» Action item:
The expected response is a copy of every line in the entries below that includes the word "icon".

[Items from an interface collection]
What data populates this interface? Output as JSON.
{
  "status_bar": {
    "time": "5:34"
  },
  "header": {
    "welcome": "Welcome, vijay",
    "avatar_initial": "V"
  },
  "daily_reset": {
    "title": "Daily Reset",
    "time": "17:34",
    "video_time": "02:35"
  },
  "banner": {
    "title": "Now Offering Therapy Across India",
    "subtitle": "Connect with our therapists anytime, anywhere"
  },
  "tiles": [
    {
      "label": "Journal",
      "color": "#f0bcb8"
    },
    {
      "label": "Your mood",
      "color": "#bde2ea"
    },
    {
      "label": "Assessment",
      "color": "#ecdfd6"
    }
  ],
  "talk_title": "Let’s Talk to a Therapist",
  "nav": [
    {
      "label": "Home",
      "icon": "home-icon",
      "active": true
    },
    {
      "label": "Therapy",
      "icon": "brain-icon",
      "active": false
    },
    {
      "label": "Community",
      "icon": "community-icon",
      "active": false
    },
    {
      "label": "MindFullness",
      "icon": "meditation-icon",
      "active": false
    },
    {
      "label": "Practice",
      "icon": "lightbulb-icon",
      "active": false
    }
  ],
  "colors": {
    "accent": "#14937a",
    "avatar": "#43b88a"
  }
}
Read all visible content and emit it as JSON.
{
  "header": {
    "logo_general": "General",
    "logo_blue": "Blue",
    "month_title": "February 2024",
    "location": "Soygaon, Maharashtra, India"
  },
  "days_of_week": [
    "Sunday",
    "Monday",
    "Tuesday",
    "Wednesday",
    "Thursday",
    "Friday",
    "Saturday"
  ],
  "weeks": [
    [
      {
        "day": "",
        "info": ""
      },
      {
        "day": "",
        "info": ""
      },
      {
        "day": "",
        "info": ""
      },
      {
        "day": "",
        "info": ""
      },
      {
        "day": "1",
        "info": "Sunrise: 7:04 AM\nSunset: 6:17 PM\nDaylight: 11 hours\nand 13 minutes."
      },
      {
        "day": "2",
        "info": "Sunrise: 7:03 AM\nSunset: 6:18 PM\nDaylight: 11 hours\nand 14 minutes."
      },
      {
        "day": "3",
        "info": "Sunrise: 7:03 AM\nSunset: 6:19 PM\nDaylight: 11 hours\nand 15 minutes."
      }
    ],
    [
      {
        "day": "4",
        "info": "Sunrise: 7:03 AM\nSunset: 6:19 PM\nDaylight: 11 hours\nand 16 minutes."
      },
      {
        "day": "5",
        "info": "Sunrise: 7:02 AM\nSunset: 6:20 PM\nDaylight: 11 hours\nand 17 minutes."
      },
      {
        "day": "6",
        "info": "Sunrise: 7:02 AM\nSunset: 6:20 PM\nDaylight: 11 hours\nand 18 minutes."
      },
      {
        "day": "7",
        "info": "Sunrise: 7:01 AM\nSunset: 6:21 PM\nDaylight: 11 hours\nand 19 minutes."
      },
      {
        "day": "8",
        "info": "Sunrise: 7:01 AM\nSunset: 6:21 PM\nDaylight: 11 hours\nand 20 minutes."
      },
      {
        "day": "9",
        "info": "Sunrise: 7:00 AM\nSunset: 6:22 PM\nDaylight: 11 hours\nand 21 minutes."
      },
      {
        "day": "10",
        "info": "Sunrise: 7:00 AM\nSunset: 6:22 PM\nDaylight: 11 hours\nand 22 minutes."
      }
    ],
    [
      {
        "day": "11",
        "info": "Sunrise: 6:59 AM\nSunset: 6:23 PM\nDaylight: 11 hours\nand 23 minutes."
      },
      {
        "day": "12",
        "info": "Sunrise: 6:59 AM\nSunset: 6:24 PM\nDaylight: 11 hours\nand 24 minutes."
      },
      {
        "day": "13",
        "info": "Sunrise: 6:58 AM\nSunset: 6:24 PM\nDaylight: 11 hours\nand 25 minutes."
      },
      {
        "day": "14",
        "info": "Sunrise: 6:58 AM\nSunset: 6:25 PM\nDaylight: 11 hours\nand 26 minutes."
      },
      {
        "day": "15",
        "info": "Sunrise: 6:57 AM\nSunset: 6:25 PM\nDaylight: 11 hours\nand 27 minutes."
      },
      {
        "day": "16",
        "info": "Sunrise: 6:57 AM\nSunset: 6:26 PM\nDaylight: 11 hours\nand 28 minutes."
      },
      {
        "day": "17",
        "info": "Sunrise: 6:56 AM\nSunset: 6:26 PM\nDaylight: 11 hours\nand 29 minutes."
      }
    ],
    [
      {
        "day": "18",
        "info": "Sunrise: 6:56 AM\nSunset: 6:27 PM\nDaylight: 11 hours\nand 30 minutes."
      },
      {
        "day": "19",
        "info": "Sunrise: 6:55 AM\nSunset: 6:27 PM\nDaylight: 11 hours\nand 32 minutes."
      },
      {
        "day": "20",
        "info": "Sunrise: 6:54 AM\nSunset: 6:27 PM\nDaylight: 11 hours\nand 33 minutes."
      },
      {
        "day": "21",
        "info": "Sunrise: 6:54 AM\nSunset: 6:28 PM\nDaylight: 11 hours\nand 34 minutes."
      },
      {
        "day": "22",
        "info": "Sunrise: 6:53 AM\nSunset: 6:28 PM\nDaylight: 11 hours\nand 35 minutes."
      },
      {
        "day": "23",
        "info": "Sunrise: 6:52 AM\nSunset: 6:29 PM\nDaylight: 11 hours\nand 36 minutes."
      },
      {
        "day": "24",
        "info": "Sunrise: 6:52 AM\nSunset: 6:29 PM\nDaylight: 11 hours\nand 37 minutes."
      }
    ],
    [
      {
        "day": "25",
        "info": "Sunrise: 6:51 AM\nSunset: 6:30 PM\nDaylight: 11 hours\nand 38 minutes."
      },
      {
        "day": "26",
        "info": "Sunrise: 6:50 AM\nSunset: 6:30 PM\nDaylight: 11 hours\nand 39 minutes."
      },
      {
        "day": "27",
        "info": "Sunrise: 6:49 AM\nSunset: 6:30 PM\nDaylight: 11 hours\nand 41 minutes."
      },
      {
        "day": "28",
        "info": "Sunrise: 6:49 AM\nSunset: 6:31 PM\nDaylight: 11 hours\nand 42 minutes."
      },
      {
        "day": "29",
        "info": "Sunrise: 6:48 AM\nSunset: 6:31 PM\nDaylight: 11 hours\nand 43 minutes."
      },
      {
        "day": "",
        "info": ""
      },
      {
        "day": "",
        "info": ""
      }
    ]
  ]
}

» Task solution:
      "icon": "home-icon",
      "icon": "brain-icon",
      "icon": "community-icon",
      "icon": "meditation-icon",
      "icon": "lightbulb-icon",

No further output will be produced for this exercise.